═══ Data shown

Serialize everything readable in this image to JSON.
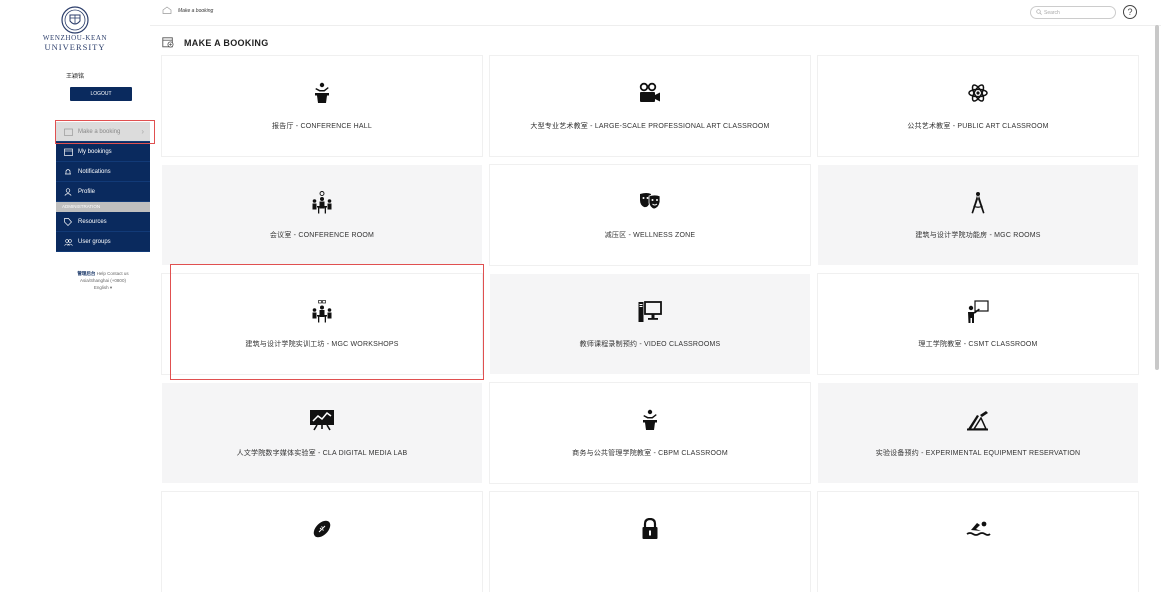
{
  "university": {
    "line1": "WENZHOU-KEAN",
    "line2": "UNIVERSITY"
  },
  "user": {
    "name": "王颖铭"
  },
  "logout_label": "LOGOUT",
  "nav": {
    "make_booking": "Make a booking",
    "my_bookings": "My bookings",
    "notifications": "Notifications",
    "profile": "Profile",
    "admin_section": "ADMINISTRATION",
    "resources": "Resources",
    "user_groups": "User groups"
  },
  "footer": {
    "link1": "管理后台",
    "link2": "Help",
    "link3": "Contact us",
    "timezone": "Asia/Shanghai (+0800)",
    "language": "English"
  },
  "breadcrumb": "Make a booking",
  "search_placeholder": "Search",
  "help_symbol": "?",
  "page_title": "MAKE A BOOKING",
  "cards": [
    {
      "label": "报告厅 - CONFERENCE HALL",
      "icon": "lectern-icon"
    },
    {
      "label": "大型专业艺术教室 - LARGE-SCALE PROFESSIONAL ART CLASSROOM",
      "icon": "video-camera-icon"
    },
    {
      "label": "公共艺术教室 - PUBLIC ART CLASSROOM",
      "icon": "atom-icon"
    },
    {
      "label": "会议室 - CONFERENCE ROOM",
      "icon": "meeting-icon"
    },
    {
      "label": "减压区 - WELLNESS ZONE",
      "icon": "theater-masks-icon"
    },
    {
      "label": "建筑与设计学院功能房 - MGC ROOMS",
      "icon": "compass-drafting-icon"
    },
    {
      "label": "建筑与设计学院实训工坊 - MGC WORKSHOPS",
      "icon": "workshop-meeting-icon"
    },
    {
      "label": "教师课程录制预约 - VIDEO CLASSROOMS",
      "icon": "desktop-computer-icon"
    },
    {
      "label": "理工学院教室 - CSMT CLASSROOM",
      "icon": "teacher-board-icon"
    },
    {
      "label": "人文学院数字媒体实验室 - CLA DIGITAL MEDIA LAB",
      "icon": "presentation-chart-icon"
    },
    {
      "label": "商务与公共管理学院教室 - CBPM CLASSROOM",
      "icon": "lectern-icon"
    },
    {
      "label": "实验设备预约 - EXPERIMENTAL EQUIPMENT RESERVATION",
      "icon": "drafting-tools-icon"
    },
    {
      "label": "",
      "icon": "football-icon"
    },
    {
      "label": "",
      "icon": "lock-icon"
    },
    {
      "label": "",
      "icon": "swimmer-icon"
    }
  ],
  "colors": {
    "nav_bg": "#0a2a5e",
    "highlight": "#e05050",
    "card_gray": "#f5f5f6"
  }
}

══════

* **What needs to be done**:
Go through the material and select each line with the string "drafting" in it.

* **Solution below**:
      "icon": "compass-drafting-icon"
      "icon": "drafting-tools-icon"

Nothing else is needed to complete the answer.